I just hope my injury clears up quickly, as I don’t think I can stand many more of these bus journeys!

Larnaca Avis Hertz Car Rental

I’m just home from a lovely holiday in Cyprus. We flew in and out of Larnaca airport, and hired a car through Avis. Unfortunately, neither Avis nor Hertz have allocated space in the airport car parks, and so share a compound outside the airport grounds. It’s a 5-minute minibus ride away, and they provide the transfer 24 hours a day.

When you arrive, you can safely ignore all the permanently-installed car rental booths on your left. Avis and Hertz have separate temporary structures to the right (as you exit) of the arrivals hall. The people in the airport don’t handle anything to do with the rental – they just direct you out of the building to the pickup point, and call the driver to come and collect you.

As you exit the arrivals hall turn right, and follow the footpath on a slight uphill. You pass the queue of taxi drivers, and look for a large road sign (painted grey on the back), and wait in the small carpark just beyond. There are no signs indicating the pickup point, but the minibus when it arrives is clearly marked.

The minibus will take you out of the airport to the compound where Avis and Hertz are based. When you arrive there will be staff on hand to process your booking. Take careful note of where you are when you drive off, because when it comes to returning the car you’ll need to know where to go.

We had trouble finding the location again, because we had arrived in Cyprus in the middle of the night, and Avis don’t provide a map showing their location (Hertz do). And so, when we returned the car, we had no choice but to drive into the airport, jump out, and run to the Avis desk in the arrivals lounge to get directions. That’s not ideal, so I thought I’d put together a Google map showing the location of the Avis and Hertz compound, for future travellers to reference: Larnaca Airport Avis Hertz Car Rental

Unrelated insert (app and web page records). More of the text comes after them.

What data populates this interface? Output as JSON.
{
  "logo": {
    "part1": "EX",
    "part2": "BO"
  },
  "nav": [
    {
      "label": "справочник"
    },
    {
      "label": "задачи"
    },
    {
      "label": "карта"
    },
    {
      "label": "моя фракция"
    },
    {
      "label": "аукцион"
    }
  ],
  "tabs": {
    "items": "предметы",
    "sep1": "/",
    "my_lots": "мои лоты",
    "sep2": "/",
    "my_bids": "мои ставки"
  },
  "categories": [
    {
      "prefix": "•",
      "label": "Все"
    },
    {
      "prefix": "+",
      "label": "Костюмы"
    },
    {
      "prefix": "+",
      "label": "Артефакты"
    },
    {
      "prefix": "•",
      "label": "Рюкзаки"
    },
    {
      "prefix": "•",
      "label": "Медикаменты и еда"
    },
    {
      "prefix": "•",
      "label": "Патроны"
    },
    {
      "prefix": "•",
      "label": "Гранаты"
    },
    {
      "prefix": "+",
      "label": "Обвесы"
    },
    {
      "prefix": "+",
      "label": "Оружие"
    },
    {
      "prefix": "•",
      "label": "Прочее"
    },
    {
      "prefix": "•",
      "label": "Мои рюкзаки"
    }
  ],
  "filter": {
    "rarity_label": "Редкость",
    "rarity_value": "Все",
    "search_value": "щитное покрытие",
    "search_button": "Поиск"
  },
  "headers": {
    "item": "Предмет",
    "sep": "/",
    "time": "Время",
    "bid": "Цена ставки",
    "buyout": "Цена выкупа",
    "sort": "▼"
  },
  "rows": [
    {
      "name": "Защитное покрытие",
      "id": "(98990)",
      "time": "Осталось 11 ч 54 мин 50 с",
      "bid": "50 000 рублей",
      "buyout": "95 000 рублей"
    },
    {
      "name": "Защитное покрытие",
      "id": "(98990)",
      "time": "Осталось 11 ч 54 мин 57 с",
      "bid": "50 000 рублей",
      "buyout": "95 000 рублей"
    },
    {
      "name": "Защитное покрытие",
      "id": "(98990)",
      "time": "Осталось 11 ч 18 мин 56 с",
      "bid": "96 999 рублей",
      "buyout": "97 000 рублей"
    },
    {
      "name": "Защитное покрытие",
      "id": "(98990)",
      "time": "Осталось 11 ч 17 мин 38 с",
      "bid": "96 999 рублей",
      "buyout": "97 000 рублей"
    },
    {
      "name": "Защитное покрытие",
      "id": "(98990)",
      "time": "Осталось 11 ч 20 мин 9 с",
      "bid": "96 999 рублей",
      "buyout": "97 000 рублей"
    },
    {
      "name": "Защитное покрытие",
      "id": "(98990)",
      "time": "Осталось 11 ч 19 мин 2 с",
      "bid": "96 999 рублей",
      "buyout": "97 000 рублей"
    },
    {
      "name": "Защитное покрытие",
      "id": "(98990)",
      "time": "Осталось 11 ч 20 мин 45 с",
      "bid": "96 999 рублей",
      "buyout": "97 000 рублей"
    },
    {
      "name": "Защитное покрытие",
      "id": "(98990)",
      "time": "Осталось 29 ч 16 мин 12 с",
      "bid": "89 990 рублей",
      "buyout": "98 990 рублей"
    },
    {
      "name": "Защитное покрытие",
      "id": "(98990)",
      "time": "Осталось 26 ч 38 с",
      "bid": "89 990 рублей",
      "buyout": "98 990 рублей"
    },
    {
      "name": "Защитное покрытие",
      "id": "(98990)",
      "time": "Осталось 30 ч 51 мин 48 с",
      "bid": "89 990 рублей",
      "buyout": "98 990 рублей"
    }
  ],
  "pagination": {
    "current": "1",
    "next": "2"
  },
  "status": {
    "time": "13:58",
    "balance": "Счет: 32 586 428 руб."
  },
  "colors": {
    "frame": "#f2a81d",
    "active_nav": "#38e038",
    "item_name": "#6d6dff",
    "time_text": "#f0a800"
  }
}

One other thing is that we were told that it’s mandatory to pre-purchase a tank full of fuel when you take out the rental. The car comes filled up, and you’re meant to return it empty – which is harder to judge than you might imagine. The price they charge for the tank of fuel also seems pretty high, so be warned!